◆ **TASK PROMPT**
The records below are to be written out again, exactly as they appear.

◆ **TASK DATA**

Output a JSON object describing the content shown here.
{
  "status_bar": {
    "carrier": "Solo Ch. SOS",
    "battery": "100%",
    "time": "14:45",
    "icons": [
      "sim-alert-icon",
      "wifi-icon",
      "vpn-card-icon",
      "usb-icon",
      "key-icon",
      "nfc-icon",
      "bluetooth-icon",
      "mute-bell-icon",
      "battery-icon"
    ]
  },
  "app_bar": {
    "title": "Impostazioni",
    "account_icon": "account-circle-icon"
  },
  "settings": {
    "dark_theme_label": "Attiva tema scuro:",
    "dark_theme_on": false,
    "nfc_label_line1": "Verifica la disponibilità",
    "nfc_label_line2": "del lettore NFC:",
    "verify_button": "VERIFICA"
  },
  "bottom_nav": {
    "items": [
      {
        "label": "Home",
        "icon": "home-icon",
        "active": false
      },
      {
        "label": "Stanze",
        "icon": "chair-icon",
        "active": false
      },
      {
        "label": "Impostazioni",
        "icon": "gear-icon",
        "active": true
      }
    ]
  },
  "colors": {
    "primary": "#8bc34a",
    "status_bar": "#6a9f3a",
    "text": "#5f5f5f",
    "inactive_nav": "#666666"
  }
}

◆ **ANSWER FOR THE TASK**
Output a JSON object describing the content shown here.
{
  "status_bar": {
    "carrier": "Solo Ch. SOS",
    "battery": "100%",
    "time": "14:45",
    "icons": [
      "sim-alert-icon",
      "wifi-icon",
      "vpn-card-icon",
      "usb-icon",
      "key-icon",
      "nfc-icon",
      "bluetooth-icon",
      "mute-bell-icon",
      "battery-icon"
    ]
  },
  "app_bar": {
    "title": "Impostazioni",
    "account_icon": "account-circle-icon"
  },
  "settings": {
    "dark_theme_label": "Attiva tema scuro:",
    "dark_theme_on": false,
    "nfc_label_line1": "Verifica la disponibilità",
    "nfc_label_line2": "del lettore NFC:",
    "verify_button": "VERIFICA"
  },
  "bottom_nav": {
    "items": [
      {
        "label": "Home",
        "icon": "home-icon",
        "active": false
      },
      {
        "label": "Stanze",
        "icon": "chair-icon",
        "active": false
      },
      {
        "label": "Impostazioni",
        "icon": "gear-icon",
        "active": true
      }
    ]
  },
  "colors": {
    "primary": "#8bc34a",
    "status_bar": "#6a9f3a",
    "text": "#5f5f5f",
    "inactive_nav": "#666666"
  }
}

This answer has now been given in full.